On the other hand, practically, the condition of the labouring class was, generally speaking, a hard and sad one. The kings were entitled to employ as many of their subjects as they pleased in forced labours, and monarchs often sacrificed to their inordinate vanity the lives and happiness of thousands. Private employers of labour were frequently cruel and exacting; their overseers used the stick, and it was not easy for those who suffered to obtain any redress. Moreover, taxation was heavy, and inability to satisfy the collector subjected the defaulter to the bastinado. Those who have studied the antiquities of Egypt with most care, tell us that there was not much to choose between the condition of the ancient labourers and that of the unhappy fellahin of the present day.

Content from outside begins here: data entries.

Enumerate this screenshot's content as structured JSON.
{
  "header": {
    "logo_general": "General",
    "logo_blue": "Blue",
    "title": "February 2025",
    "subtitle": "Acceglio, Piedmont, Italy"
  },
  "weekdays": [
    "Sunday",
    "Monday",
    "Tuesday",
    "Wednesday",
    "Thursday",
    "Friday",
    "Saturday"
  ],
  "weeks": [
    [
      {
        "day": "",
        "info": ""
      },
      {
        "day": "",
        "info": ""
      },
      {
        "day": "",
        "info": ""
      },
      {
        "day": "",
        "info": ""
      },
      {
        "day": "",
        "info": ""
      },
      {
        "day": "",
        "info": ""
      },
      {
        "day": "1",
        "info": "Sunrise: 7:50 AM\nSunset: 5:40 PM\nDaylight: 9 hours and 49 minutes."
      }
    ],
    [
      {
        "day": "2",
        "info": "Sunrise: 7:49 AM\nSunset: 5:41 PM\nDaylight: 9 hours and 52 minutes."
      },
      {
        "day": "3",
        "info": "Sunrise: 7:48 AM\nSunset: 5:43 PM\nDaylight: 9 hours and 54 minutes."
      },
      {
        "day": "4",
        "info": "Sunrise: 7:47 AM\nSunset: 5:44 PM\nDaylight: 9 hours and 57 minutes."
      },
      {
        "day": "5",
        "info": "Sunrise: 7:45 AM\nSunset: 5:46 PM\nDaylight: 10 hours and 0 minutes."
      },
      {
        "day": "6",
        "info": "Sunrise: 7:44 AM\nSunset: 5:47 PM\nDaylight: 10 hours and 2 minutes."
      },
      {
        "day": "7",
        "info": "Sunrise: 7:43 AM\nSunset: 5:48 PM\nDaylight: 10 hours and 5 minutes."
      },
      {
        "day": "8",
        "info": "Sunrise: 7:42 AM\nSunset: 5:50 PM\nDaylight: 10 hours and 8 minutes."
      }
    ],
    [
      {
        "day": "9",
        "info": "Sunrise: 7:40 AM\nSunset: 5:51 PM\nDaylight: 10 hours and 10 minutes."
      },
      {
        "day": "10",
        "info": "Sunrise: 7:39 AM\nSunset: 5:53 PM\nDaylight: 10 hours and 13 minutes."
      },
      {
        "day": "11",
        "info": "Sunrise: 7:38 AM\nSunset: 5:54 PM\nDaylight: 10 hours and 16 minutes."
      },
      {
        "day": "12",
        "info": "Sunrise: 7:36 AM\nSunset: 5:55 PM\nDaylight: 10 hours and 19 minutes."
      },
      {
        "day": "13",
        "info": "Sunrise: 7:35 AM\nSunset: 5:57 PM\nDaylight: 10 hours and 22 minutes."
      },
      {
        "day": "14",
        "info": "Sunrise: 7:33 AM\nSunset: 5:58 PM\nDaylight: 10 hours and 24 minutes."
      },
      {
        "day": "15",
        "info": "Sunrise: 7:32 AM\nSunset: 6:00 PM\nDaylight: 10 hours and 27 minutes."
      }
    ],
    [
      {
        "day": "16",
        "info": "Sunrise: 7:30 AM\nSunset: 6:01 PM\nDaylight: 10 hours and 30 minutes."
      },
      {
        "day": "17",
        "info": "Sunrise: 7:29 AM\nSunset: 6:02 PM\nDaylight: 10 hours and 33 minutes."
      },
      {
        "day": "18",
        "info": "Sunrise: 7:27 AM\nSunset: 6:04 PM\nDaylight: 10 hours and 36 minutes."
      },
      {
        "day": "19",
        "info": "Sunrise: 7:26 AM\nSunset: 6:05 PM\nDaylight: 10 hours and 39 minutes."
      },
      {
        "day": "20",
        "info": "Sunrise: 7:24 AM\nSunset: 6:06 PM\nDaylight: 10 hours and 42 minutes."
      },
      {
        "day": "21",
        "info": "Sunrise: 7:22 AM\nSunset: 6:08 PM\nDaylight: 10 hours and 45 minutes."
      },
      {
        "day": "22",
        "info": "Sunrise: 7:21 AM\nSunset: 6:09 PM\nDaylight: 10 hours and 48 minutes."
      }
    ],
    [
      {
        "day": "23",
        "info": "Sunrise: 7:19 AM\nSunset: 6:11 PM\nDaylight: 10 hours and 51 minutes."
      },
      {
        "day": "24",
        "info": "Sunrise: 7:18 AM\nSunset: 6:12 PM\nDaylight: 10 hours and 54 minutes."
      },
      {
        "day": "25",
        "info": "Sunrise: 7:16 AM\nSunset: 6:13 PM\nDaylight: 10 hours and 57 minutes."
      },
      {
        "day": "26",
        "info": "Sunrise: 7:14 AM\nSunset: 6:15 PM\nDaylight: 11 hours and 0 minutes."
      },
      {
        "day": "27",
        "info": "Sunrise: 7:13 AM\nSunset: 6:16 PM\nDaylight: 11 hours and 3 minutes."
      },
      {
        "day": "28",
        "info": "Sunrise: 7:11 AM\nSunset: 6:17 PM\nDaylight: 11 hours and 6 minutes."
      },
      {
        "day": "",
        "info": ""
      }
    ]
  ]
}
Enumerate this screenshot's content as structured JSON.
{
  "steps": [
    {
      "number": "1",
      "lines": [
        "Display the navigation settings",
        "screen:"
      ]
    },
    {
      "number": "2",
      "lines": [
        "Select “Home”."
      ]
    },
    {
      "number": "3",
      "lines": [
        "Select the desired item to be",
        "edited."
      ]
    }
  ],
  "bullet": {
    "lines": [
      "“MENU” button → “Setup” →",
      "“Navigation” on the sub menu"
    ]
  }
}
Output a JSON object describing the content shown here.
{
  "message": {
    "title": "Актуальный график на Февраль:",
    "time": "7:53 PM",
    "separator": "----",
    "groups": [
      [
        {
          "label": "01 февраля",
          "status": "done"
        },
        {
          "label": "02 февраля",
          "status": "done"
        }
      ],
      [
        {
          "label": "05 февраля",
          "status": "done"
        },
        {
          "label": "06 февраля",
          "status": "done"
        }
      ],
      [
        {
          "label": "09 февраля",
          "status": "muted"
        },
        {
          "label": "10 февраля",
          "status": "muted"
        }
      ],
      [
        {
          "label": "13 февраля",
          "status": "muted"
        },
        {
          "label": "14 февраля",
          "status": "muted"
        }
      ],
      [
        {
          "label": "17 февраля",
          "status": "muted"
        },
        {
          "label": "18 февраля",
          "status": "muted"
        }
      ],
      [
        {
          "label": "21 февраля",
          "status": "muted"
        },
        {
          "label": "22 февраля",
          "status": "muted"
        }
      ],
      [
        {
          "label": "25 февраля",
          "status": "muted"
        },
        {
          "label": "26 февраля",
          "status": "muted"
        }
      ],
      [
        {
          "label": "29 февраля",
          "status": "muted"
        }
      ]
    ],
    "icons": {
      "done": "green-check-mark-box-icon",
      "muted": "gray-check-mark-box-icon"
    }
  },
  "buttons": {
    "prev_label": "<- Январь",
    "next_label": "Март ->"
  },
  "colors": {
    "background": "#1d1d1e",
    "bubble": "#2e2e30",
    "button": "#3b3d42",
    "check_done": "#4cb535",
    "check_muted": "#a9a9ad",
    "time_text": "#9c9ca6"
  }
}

 Nefer-hotep, a deceased king.
 Brugsch, “Histoire d’Egypte,” p. 15.
 A fellah is a peasant, one of the labouring class, just above the slave.
THE DAWN OF HISTORY.
All nations, unless they be colonies, have a prehistoric time—a dark period of mist and gloom, before the keen light of history dawns upon them. This period is the favourite playground of the myth-spirits, where they disport themselves freely, or lounge heavily and listlessly, according to their different natures. The Egyptian spirits were of the heavier and duller kind—not light and frolicsome, like the Greek and the Indo-Iranian. It has been said that Egypt never produced more than one myth, the Osirid legend; and this is so far true that in no other case is the story told at any considerable length, or with any considerable number of exciting incidents. There are, however, many short legends in the Egyptian remains, which have more or less of interest, and show that the people was not altogether devoid of imagination, though their imagination was far from lively. Seb, for instance, once upon a time, took the form of a goose, and laid the mundane egg, and hatched it. Thoth once wrote a wonderful book, full of wisdom and science, which told of everything concerning the fowls of the air, and the fishes of the sea, and the four-footed beasts of the earth. He who knew a single page of the book could charm the heaven, the earth, the great abyss, the mountains, and the seas. Thoth took the work and enclosed it in a box of gold, and the box of gold he placed within a box of silver, and the silver box within a box of ivory and ebony, and that again within a box of bronze; and the bronze box he enclosed within a box of brass, and the brass box within a box of iron; and the box, thus guarded, he threw into the Nile at Coptos. But a priest discovered the whereabouts of the book, and sold the knowledge to a young noble for a hundred pieces of silver, and the young noble with great trouble fished the book up. But the possession of the book brought him not good but evil. He lost his wife; he lost his child; he became entangled in a disgraceful intrigue. He was glad to part with the book. But the next possessor was not more fortunate; the book brought him no luck. The quest after unlawful knowledge involved all who sought it in calamity.